multiple students learning from presenter

Debunking Myths around Vocational Schools

It is worth noting that vocational schools, for some reason, have a reputation of attracting students who otherwise “couldn’t go to college.” This harmful myth often repels students and families from the incredible opportunities that vocational schools provide. Vocational schools are not college alternatives, but rather provide an additional and concrete path toward a career. While some programs allow for complete certification and union membership, others are a jumping off point for further training. Even within programs that provide certification, training is never complete. Trade unions also offer opportunities for advanced learning at discounted prices, so tradespeople often acquire degrees. Engineering, business, and accounting degrees are often sought out by trades people starting their own businesses. All of this to say that the stigmas associated with vocational high schools are often baseless.

STEM and Vocational Schools

In terms of STEM education, vocational schools provide an incredibly unique environment. As an AP Physics teacher, I have electricians in my class when we’re learning about circuits. The expertise they bring and the discussions we can have as a result are incomparable to anything I’ve experienced at traditional high schools. Beyond this, however, is the incredible opportunity to teach students STEM directly related to their chosen field of study. It is not often in a high school setting that educators are afforded this kind of foresight.

two students doing work on laptop

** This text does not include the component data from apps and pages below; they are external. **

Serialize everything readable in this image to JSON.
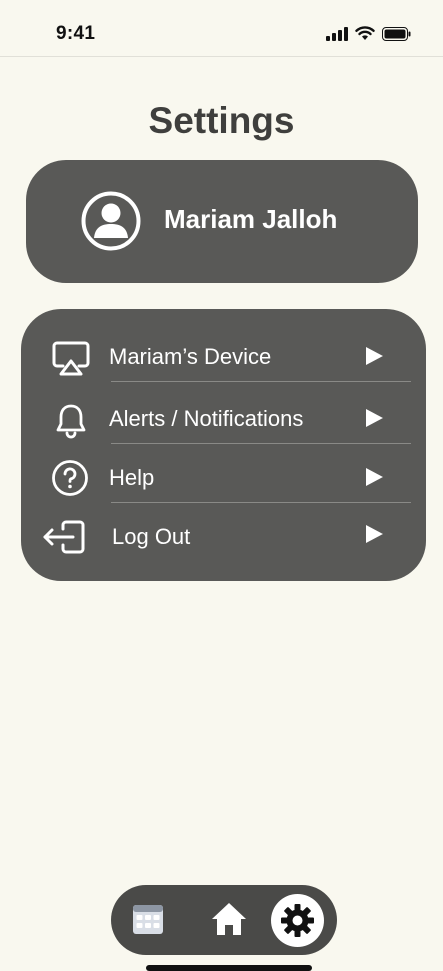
{
  "status_bar": {
    "time": "9:41",
    "icons": [
      "signal-icon",
      "wifi-icon",
      "battery-icon"
    ]
  },
  "page": {
    "title": "Settings"
  },
  "profile": {
    "name": "Mariam Jalloh",
    "icon": "user-avatar-icon"
  },
  "menu": {
    "items": [
      {
        "label": "Mariam’s Device",
        "icon": "screen-cast-icon"
      },
      {
        "label": "Alerts / Notifications",
        "icon": "bell-icon"
      },
      {
        "label": "Help",
        "icon": "help-circle-icon"
      },
      {
        "label": "Log Out",
        "icon": "logout-icon"
      }
    ]
  },
  "bottom_nav": {
    "items": [
      {
        "icon": "calendar-icon",
        "active": false
      },
      {
        "icon": "home-icon",
        "active": false
      },
      {
        "icon": "gear-icon",
        "active": true
      }
    ]
  },
  "colors": {
    "background": "#f9f8ef",
    "card": "#595957",
    "nav": "#4a4a48",
    "title": "#3f3f3d",
    "text_on_card": "#ffffff"
  }
}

This scenario uniquely allows for a variety of paths students may pursue in STEM at the high school level. Hard trades can take digital fabrication to learn how to 3D model their schematics. Culinarians and cosmetologists can take chemistry courses uniquely suited to the type of reactions they’ll see in the field. Hospitality and Marketing students can take statistics so they’re ready for the business world. Computer programming students can extend their learning through engineering courses. These are just a few examples of the unique opportunities that lie in vocational STEM education.

Introducing STEM Early to Promote Career Awareness

I am lucky to teach a first-year physics course to our 9th graders. These are students who have not yet chosen a vocation or trade. This forces my curriculum to take on real-world scenarios from a variety of trades. We discuss automobile industry safety when we talk about acceleration, explore different types of ovens and their functions when we discuss heat transfer and debate the usefulness of various medical imaging processes when we discuss the electromagnetic spectrum. All of this to show students that physics is all around us.

student doing equations on white board

Vocational schools are a unique place to emphasize the importance of STEM education. With the pandemic ever-continuing, the vaccine rolling out, and misinformation continuing to spread, it has never been more important to emphasize the role of science in our communities. I have found that working with vocational students uniquely allows these conversations to evolve. The future of our country will be built by our students. I am honored to serve them.

Interested in learning more about the STEM workforce? Check out our STEM infographics here!